Everything we know so far about the Toronto attack

Everything we know so far about the Toronto attack

Tragedy struck Toronto yesterday as 10 people were killed and 15 injured after a rented van swerved across four lanes and hit pedestrians on one of the city's busiest streets. Described as "like nothing anybody had seen before" by a city police officer, the attack has left the capital city of Ontario, Canada, in shock and disbelief, with millions of people across the world expressing their condolences to the bereaved families and others affected on social media. But, with details still scarce today, the question is, what do we actually know so far about the attack that has devastated Canada?

The incident occurred around lunchtime on one of the Toronto's first warm days of the year, with the suspected driver - named on Monday evening as 25-year-old Alek Minassian - heading south on Yonge Street at about 1.30pm local time. Veering the vehicle onto the pavement, the driver began striking down pedestrians, weaving in and out of oncoming traffic for about three kilometres.

Ali Shaker, who was driving near the van at the time, told Canadian broadcast outlet CP24 that the driver appeared to be moving intentionally through the crowd at more than 30 mph, adding: "He just went on the sidewalk. He just started hitting everybody, man. He hit every single person on the sidewalk. Anybody in his way he would hit."

In addition, Witness Phil Zullo told the Canadian Press that he saw people "strewn all over the road" where the incident occurred. "I must have seen about five, six people being resuscitated by bystanders and by ambulance drivers," he stated. "It was awful. Brutal."

After knocking down dozens of innocent pedestrians, the perpetrator allegedly attempted to flee the scene. However, a video captured by a bystander and broadcast on several Canadian outlets, shows that the police eventually surrounded him and a tense standoff ensued.

Heralded for handling the incident without violence, police officer Scott Gilmore has been named by the press as "the officer that didn't shoot". While the details we have so far of the standoff have come only from videos circling on social media, the footage appears to show the lone cop holding fire and shouting at the man to get down to the ground. The driver apparently replies: "Kill me. I have a gun in my pocket...shoot me in the head." In response to his pleas, the officer calmly arrests the suspect without firing any shots.

Multiple news outlets reported the suspect waving a dark object in the direction of police, with some claiming that Minassian was threatening them with a gun. However, police have since confirmed that he did not have a gun, and it remains unclear what exactly he was pointing at the officer.

When the tragic events hit the news, speculation was rife that the incident may have been a terrorist attack.
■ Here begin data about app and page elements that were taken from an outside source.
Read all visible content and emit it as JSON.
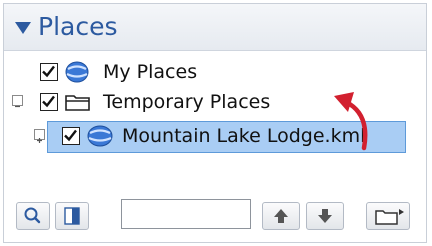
{
  "panel": {
    "title": "Places",
    "items": [
      {
        "label": "My Places",
        "checked": true,
        "icon": "globe-icon"
      },
      {
        "label": "Temporary Places",
        "checked": true,
        "icon": "folder-icon",
        "expanded": true
      },
      {
        "label": "Mountain Lake Lodge.kml",
        "checked": true,
        "icon": "globe-icon",
        "selected": true
      }
    ]
  },
  "toolbar": {
    "search_value": "",
    "buttons": [
      "search-icon",
      "panel-toggle-icon",
      "move-up-icon",
      "move-down-icon",
      "folder-menu-icon"
    ]
  },
  "colors": {
    "accent": "#2c5aa0",
    "selection": "#a9cdf4",
    "annotation_arrow": "#d2202f"
  }
}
However, asked if there was any evidence of a connection to international terrorism, Toronto Police Chief Mark Saunders stated: "Based on what we have there's nothing that has it to compromise the national security at this time."

Furthermore, a senior national government official claimed that authorities had not turned over the investigation to the Royal Canadian Mounted Police, something that many have taken as a sign that investigators believe it unlikely that terrorism was the motive. Nonetheless, Saunders - who confirmed that the incident "appeared to be deliberate" - also stated that the investigation was "far from over" and has appealed for witnesses to come forward.

While we are aware of the rough details of the tragic events that unfolded, the facts of the case are still emerging; this includes details of the identity of the suspected perpetrator who left 10 dead and 15 hospitalised. What we do know far so is that Alek Minassian has been reported to be a 25-year-old student who attended Seneca College in Toronto. Not previously known to the police.

Canadian police are currently questioning the suspected driver of the rental van and the police have stated that he is due to appear in court at 10am local time. In the meantime, Toronto - which has earned itself a reputation as a welcoming, tolerant and safe city - is left to grieve the victims of the devastating attack. An outpouring of grief has come from millions of people around the world, including Canada's Prime Minister Justin Trudeau, who named the incident "a tragic and senseless attack" and offered his "heartfelt condolences to the loved ones of those who were killed, and my thoughts for a fast and full recovery to those injured."

Our thoughts and prayers go out to the victims and their families and we can only hope that those responsible are brought to justice soon. If you have any information that may help police, please contact the investigation hotline on 416-808-8750